▸ ACTION ITEM
Every line that contains the word "true" is to be copied from the listing.

▸ GIVEN ENTRIES
□ □ □ □
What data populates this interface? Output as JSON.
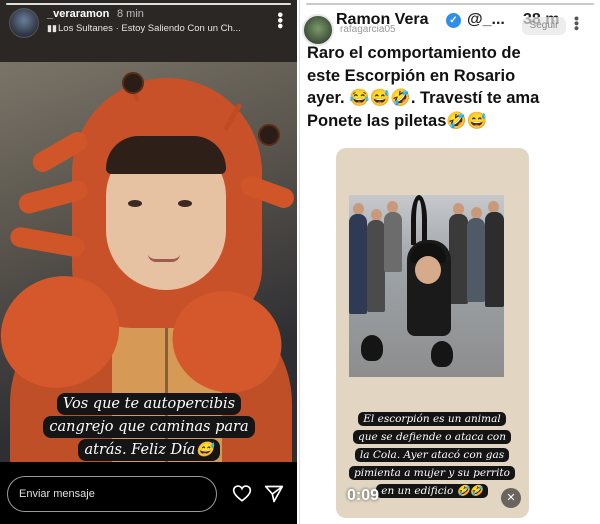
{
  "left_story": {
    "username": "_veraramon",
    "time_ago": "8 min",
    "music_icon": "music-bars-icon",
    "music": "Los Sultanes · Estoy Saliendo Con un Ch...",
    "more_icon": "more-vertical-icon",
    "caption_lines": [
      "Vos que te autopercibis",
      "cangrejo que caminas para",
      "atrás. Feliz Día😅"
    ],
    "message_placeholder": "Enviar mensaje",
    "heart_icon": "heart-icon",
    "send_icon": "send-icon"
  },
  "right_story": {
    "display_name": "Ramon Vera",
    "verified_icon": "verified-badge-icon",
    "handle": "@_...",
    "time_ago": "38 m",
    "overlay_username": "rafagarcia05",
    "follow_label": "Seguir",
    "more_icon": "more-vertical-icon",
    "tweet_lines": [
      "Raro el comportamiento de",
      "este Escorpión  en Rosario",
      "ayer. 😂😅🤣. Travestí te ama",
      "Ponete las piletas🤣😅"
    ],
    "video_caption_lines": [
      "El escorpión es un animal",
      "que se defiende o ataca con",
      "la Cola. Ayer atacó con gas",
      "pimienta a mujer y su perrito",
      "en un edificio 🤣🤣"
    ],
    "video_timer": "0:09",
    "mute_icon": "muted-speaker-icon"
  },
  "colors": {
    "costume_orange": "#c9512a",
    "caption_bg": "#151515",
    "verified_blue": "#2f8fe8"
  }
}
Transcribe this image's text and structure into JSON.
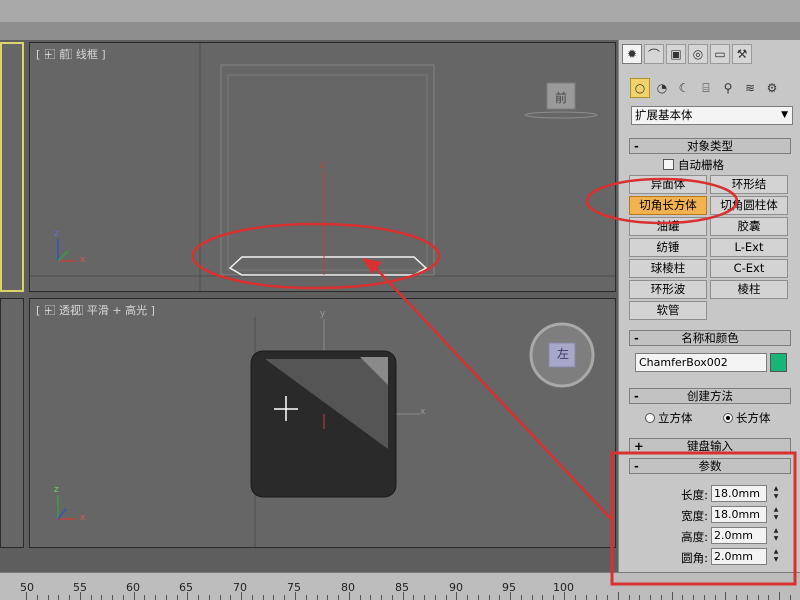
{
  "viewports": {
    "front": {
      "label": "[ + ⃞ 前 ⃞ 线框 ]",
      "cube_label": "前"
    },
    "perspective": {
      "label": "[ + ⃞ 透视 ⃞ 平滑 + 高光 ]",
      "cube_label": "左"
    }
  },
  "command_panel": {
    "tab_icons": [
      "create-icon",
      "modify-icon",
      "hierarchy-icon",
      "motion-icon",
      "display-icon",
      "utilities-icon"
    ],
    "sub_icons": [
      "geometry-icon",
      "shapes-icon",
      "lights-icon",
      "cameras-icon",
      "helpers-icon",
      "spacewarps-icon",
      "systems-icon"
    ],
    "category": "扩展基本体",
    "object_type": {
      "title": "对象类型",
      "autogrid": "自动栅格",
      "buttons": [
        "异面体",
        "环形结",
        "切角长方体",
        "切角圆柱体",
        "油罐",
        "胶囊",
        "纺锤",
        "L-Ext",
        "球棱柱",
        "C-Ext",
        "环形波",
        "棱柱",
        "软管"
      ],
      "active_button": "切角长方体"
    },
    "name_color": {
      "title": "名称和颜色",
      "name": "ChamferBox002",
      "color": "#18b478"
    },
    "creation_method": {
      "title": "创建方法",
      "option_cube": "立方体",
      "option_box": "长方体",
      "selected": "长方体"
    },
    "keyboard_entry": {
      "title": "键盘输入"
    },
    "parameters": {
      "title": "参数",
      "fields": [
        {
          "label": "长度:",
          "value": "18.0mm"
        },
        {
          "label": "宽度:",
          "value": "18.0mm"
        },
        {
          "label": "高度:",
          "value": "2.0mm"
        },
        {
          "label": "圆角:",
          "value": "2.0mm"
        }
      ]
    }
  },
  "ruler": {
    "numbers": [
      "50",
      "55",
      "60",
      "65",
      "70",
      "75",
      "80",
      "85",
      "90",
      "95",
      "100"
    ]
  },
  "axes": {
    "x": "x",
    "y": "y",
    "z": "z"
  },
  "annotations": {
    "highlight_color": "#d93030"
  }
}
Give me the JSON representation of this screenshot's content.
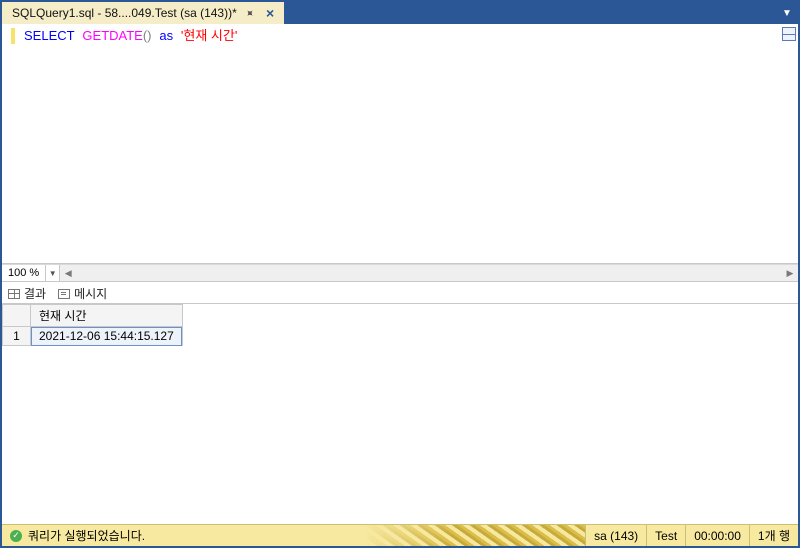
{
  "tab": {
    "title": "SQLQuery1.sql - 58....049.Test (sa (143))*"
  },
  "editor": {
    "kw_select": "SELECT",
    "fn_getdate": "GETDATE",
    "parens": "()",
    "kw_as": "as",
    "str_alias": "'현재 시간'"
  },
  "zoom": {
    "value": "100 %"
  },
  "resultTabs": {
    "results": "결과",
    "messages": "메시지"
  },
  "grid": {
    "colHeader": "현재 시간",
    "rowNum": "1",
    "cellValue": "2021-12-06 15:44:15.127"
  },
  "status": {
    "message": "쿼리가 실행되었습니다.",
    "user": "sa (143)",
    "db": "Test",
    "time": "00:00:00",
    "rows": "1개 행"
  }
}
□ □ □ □
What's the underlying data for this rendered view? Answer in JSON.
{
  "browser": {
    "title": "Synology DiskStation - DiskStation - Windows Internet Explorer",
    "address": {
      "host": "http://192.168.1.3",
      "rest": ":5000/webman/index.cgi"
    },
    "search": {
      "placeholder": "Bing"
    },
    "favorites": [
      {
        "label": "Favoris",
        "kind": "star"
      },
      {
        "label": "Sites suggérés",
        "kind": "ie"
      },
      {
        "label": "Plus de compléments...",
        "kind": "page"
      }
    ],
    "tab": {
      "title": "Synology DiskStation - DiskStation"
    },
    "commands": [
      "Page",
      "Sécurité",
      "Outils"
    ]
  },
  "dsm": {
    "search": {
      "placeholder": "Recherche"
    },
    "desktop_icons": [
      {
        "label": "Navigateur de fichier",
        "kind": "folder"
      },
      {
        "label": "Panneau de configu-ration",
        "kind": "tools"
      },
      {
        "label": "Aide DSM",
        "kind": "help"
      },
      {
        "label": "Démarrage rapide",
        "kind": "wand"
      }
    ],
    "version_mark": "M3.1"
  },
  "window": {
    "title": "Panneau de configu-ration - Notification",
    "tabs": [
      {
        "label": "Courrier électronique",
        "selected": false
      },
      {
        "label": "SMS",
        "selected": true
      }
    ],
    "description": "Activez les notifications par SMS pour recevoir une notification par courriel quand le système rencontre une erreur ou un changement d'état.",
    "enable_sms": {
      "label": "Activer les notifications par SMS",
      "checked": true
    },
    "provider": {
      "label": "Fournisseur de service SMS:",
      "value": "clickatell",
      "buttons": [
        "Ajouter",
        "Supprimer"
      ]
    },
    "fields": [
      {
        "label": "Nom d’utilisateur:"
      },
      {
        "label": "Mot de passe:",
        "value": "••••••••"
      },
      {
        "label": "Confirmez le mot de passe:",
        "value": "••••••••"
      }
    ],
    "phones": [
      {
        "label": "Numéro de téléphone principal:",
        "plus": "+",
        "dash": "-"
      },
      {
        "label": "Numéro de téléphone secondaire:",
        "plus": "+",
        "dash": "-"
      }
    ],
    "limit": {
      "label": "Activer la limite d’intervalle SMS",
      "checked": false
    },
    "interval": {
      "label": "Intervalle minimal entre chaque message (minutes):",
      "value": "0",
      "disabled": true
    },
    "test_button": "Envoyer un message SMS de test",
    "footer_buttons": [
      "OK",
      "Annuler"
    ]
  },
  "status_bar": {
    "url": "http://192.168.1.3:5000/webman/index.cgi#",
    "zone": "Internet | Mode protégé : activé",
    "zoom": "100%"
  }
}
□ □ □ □
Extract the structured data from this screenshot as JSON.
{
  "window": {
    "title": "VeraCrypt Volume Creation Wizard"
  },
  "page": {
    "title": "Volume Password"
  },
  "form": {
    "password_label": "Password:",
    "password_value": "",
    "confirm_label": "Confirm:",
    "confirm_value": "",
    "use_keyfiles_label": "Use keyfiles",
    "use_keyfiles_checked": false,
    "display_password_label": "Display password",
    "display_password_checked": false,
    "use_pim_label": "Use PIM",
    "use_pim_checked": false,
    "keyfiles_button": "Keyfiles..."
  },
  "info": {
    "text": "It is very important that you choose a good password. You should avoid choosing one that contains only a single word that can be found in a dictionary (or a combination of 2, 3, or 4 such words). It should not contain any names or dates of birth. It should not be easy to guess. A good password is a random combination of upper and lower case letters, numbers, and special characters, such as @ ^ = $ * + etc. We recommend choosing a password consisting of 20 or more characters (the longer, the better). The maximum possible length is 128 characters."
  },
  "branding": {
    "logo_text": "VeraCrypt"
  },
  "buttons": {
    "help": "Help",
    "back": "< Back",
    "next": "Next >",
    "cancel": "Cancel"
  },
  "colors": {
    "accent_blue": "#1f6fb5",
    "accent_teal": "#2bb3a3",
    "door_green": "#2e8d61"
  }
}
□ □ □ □
▸ SOLUTION TO THE PROBLEM
        "selected": true
      "checked": true
      "disabled": true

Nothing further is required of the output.